Katharine Hutchinson

Climate Researcher

“I am passionate about the ocean, my country and doing good for people and our planet. If in 10 years’ time I can say that I have worked to honour these passions, then I will be truly content.”

Katharine Hutchinson is a young Capetonian scientist who has the unusual distinction of having earned a “co-badged” qualification from the University of Cape Town and l’Universite de Bretagne Occidentale (UBO).

The two universities had signed a memorandum of understanding in 2011, whereby together they agreed to award co-badged postgraduate degrees. Hutchinson’s fluent Italian served her well when she met Professor Speich, an Italian teaching at UBO. Speich expressed an interest in co-supervising the young oceanographer.

Hutchinson gained both fluency in French and a master’s degree, awarded with distinction.

Hutchinson is studying a key factor in global climate change.

“The Antarctic Circumpolar Current (ACC) is the major flow of the Southern Ocean, making it the longest and largest current in the world,” she explains. “The ACC links the three major ocean basins, the Atlantic, Indian and Pacific, therefore providing a major link in global ocean circulation. Despite the vital role that the ACC plays in the global system, little is known about it.”

Hutchinson’s honours degree in ocean and atmospheric science focused on Southern Ocean research. She presented her findings at two international conferences and to the Scientific Committee of Antarctic Research.

They were also published in the Journal of Deep Sea Research. Hutchinson’s master’s thesis on the ACC south of Africa examined changes in temperature and salinity over the past 20 years.

“I found that both the heat and salt content of the area have been increasing over the last two decades. I am currently investigating the possible drivers of this change and what portion is due to the effects of global warming.”

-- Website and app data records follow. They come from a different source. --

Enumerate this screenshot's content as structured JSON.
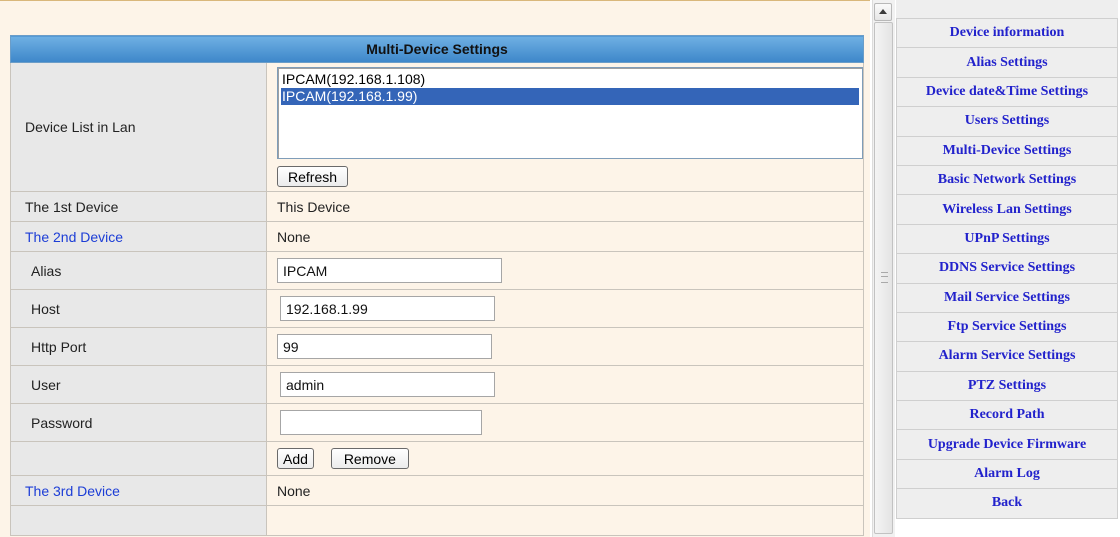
{
  "section": {
    "header": "Multi-Device Settings"
  },
  "device_list": {
    "label": "Device List in Lan",
    "options": [
      "IPCAM(192.168.1.108)",
      "IPCAM(192.168.1.99)"
    ],
    "selected_index": 1,
    "refresh_label": "Refresh"
  },
  "first_device": {
    "label": "The 1st Device",
    "value": "This Device"
  },
  "second_device": {
    "label": "The 2nd Device",
    "value": "None",
    "alias_label": "Alias",
    "alias_value": "IPCAM",
    "host_label": "Host",
    "host_value": "192.168.1.99",
    "port_label": "Http Port",
    "port_value": "99",
    "user_label": "User",
    "user_value": "admin",
    "password_label": "Password",
    "password_value": "",
    "add_label": "Add",
    "remove_label": "Remove"
  },
  "third_device": {
    "label": "The 3rd Device",
    "value": "None"
  },
  "menu": {
    "items": [
      "Device information",
      "Alias Settings",
      "Device date&Time Settings",
      "Users Settings",
      "Multi-Device Settings",
      "Basic Network Settings",
      "Wireless Lan Settings",
      "UPnP Settings",
      "DDNS Service Settings",
      "Mail Service Settings",
      "Ftp Service Settings",
      "Alarm Service Settings",
      "PTZ Settings",
      "Record Path",
      "Upgrade Device Firmware",
      "Alarm Log",
      "Back"
    ]
  },
  "colors": {
    "header_blue": "#3d86c9",
    "link_blue": "#2222cc",
    "selection": "#3465b8",
    "panel_bg": "#fdf4e8"
  }
}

She says: “I am motivated to translate scientific findings to people at all levels of society and I hope that in doing so I can improve society’s knowledge of the circumstances and consequences of climate change.” — Mandi Smallhorne